*** Opening of Data for analysis ***

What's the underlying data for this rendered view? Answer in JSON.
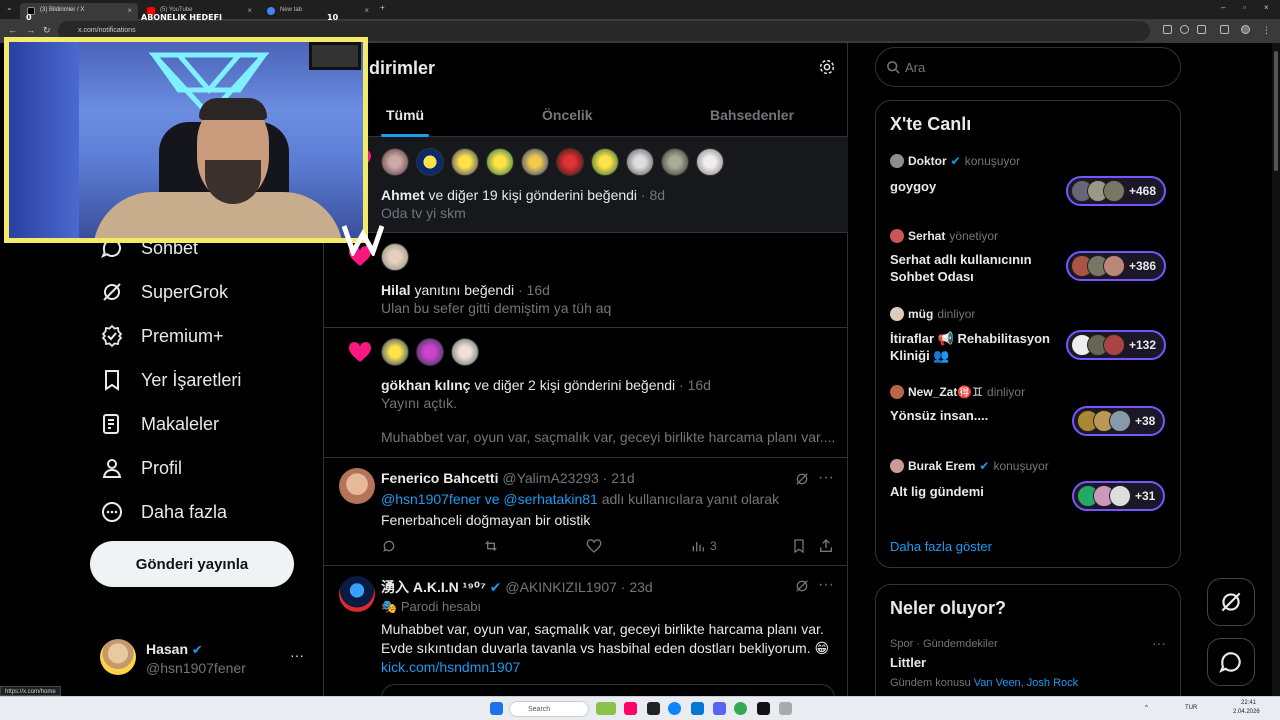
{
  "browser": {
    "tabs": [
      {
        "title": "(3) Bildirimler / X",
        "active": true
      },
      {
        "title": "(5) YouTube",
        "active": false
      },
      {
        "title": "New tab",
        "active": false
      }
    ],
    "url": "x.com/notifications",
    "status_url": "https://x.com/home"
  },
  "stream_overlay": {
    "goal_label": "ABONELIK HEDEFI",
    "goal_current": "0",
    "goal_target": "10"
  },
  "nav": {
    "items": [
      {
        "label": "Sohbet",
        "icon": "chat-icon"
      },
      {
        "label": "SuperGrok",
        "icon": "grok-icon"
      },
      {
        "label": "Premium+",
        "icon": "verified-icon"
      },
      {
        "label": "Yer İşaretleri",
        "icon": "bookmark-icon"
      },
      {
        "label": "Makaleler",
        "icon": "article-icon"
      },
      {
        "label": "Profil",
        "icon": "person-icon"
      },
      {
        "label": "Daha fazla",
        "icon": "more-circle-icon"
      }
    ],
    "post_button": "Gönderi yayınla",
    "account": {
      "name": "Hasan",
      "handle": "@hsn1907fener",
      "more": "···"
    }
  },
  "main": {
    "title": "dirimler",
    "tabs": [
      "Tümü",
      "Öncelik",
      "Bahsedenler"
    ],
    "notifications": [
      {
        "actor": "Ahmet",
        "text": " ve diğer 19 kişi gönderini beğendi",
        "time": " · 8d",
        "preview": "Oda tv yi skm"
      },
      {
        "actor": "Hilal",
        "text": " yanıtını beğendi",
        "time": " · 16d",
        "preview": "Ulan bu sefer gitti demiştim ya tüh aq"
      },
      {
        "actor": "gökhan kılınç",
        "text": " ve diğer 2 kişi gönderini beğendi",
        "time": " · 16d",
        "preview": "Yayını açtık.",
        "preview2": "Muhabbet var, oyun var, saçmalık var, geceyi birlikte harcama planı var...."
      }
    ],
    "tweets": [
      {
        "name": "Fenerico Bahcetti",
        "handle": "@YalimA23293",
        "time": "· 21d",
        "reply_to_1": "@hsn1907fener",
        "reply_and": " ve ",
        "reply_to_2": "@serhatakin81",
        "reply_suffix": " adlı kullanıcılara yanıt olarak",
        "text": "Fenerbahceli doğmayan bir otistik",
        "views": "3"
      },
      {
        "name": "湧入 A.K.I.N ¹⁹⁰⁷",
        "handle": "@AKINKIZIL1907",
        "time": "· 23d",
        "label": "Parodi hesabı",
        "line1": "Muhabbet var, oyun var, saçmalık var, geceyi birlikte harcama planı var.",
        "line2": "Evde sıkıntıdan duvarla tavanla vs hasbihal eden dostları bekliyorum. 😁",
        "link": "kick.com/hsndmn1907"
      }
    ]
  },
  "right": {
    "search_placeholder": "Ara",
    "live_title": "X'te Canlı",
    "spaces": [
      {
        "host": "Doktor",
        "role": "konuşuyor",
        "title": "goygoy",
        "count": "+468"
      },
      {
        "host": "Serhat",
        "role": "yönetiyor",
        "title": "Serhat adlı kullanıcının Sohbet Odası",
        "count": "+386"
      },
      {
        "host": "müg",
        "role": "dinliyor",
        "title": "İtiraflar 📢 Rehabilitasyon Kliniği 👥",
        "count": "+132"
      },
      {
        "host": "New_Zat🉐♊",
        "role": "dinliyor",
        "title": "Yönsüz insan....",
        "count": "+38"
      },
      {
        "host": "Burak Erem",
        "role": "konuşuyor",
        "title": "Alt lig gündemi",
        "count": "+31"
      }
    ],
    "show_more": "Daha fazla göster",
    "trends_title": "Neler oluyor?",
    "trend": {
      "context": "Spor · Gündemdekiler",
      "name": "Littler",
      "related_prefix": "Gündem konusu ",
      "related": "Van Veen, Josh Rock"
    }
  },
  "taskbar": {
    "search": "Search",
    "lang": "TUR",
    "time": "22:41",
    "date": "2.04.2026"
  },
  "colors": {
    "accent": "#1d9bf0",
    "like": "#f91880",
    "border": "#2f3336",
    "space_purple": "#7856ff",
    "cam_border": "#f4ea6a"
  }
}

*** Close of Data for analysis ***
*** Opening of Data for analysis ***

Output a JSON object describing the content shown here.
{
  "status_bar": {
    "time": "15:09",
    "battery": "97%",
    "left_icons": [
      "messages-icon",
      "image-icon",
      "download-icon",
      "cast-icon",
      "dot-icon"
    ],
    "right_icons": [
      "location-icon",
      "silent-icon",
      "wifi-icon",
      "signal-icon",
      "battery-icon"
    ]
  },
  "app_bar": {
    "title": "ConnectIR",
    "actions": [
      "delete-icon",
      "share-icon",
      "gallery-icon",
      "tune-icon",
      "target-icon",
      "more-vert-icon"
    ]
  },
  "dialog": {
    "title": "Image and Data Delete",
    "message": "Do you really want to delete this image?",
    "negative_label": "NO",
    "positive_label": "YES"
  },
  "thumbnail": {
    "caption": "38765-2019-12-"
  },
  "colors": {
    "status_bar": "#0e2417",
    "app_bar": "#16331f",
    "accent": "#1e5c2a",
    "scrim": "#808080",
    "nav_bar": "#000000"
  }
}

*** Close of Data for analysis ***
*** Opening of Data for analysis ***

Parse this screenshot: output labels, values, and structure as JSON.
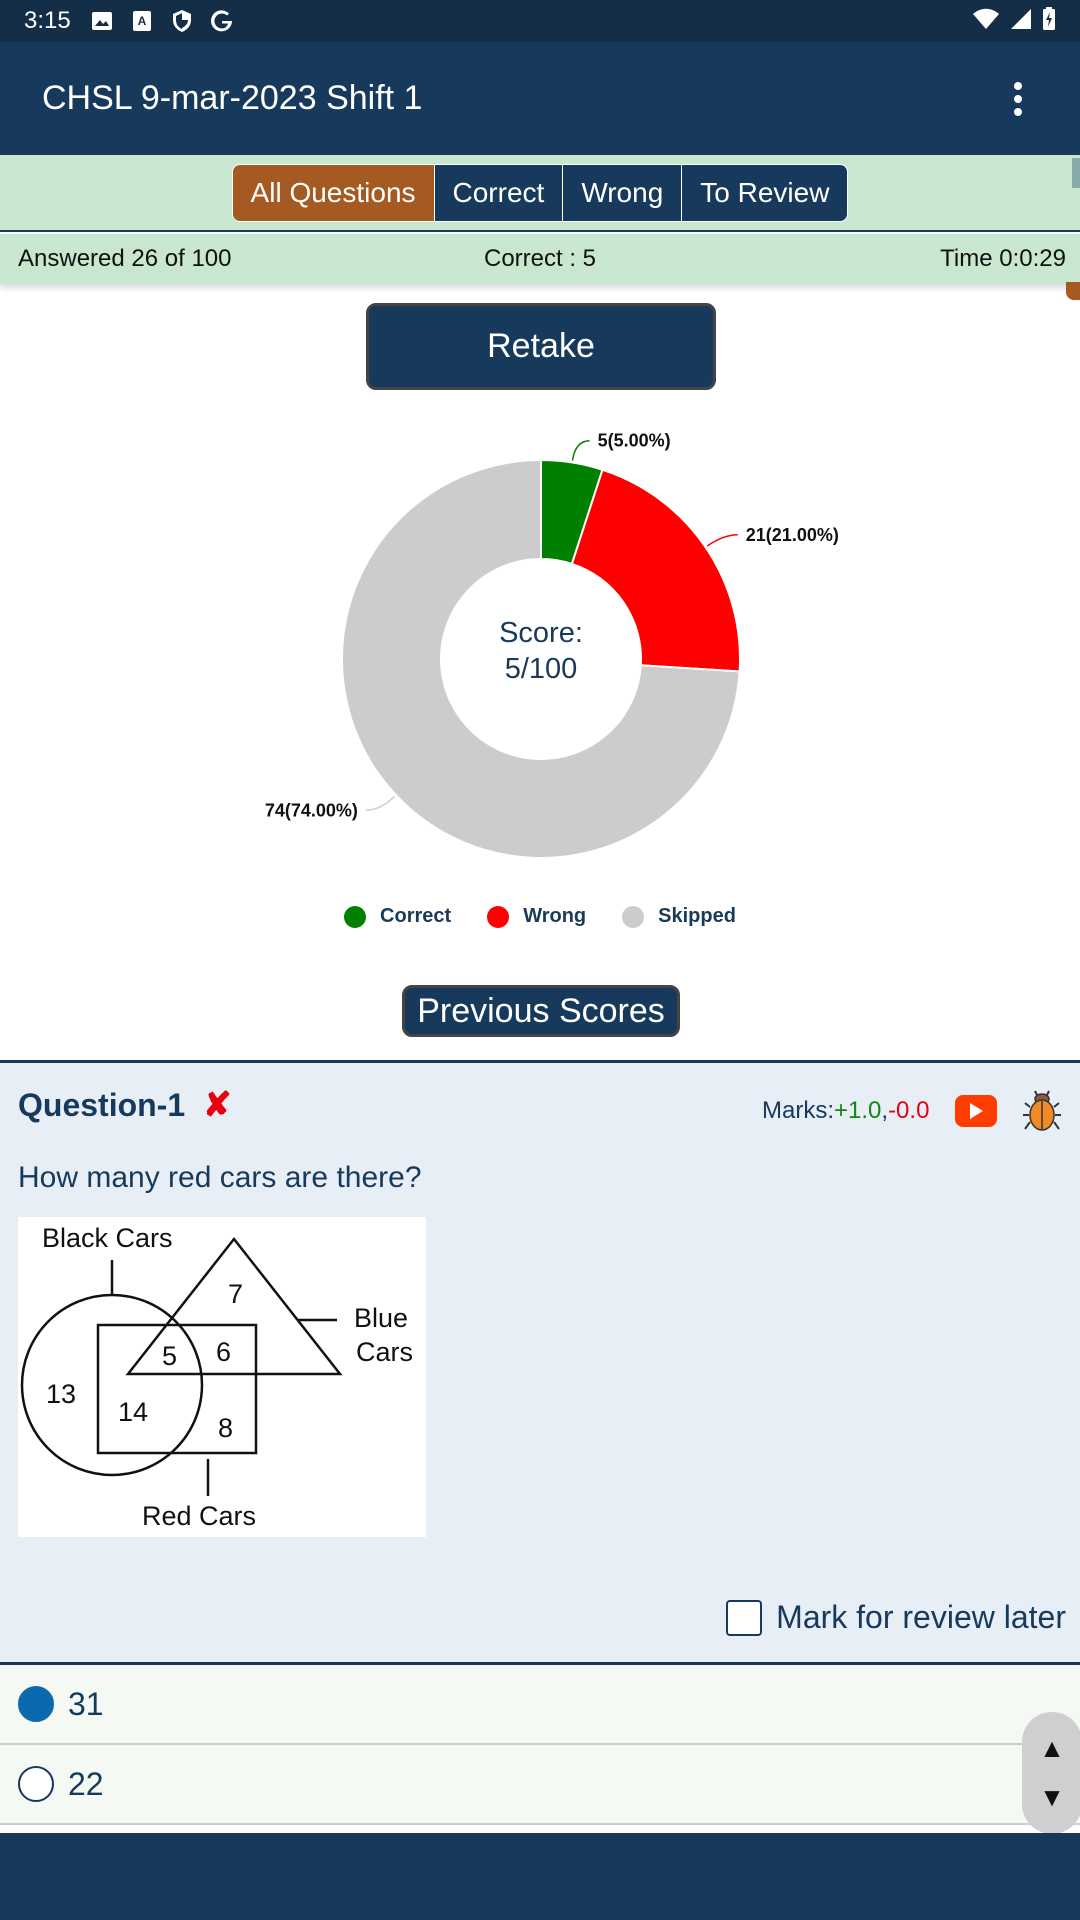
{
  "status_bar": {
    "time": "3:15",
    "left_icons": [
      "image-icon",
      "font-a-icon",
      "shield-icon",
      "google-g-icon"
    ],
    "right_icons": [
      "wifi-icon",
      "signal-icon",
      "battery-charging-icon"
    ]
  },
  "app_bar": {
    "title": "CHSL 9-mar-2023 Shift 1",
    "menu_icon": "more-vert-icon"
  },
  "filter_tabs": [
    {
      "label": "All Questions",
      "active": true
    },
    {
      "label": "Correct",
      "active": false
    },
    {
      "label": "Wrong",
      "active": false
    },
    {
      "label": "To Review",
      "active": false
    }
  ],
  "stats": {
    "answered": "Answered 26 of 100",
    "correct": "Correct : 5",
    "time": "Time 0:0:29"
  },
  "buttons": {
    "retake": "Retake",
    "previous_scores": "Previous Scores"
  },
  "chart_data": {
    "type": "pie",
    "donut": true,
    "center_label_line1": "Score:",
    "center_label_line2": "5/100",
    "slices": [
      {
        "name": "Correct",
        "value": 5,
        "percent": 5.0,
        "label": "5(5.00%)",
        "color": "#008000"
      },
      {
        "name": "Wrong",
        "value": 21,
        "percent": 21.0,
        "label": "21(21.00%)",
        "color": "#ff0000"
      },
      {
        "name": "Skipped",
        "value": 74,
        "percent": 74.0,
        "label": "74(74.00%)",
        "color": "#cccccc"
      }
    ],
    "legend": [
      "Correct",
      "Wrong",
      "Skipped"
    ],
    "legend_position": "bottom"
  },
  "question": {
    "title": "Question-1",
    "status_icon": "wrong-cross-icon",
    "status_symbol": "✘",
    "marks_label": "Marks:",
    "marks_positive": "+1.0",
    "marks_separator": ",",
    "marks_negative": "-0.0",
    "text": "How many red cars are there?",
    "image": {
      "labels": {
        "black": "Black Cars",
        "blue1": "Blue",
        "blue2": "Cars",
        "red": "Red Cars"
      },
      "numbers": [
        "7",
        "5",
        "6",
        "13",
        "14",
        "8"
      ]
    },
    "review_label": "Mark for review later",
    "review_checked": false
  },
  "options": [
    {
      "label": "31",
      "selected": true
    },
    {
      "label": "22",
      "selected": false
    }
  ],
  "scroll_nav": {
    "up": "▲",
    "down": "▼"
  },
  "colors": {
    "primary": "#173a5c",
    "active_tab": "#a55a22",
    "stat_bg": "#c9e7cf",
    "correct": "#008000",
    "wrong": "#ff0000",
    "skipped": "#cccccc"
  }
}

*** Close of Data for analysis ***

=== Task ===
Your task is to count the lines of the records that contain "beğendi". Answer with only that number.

=== Answer to this exercise ===
3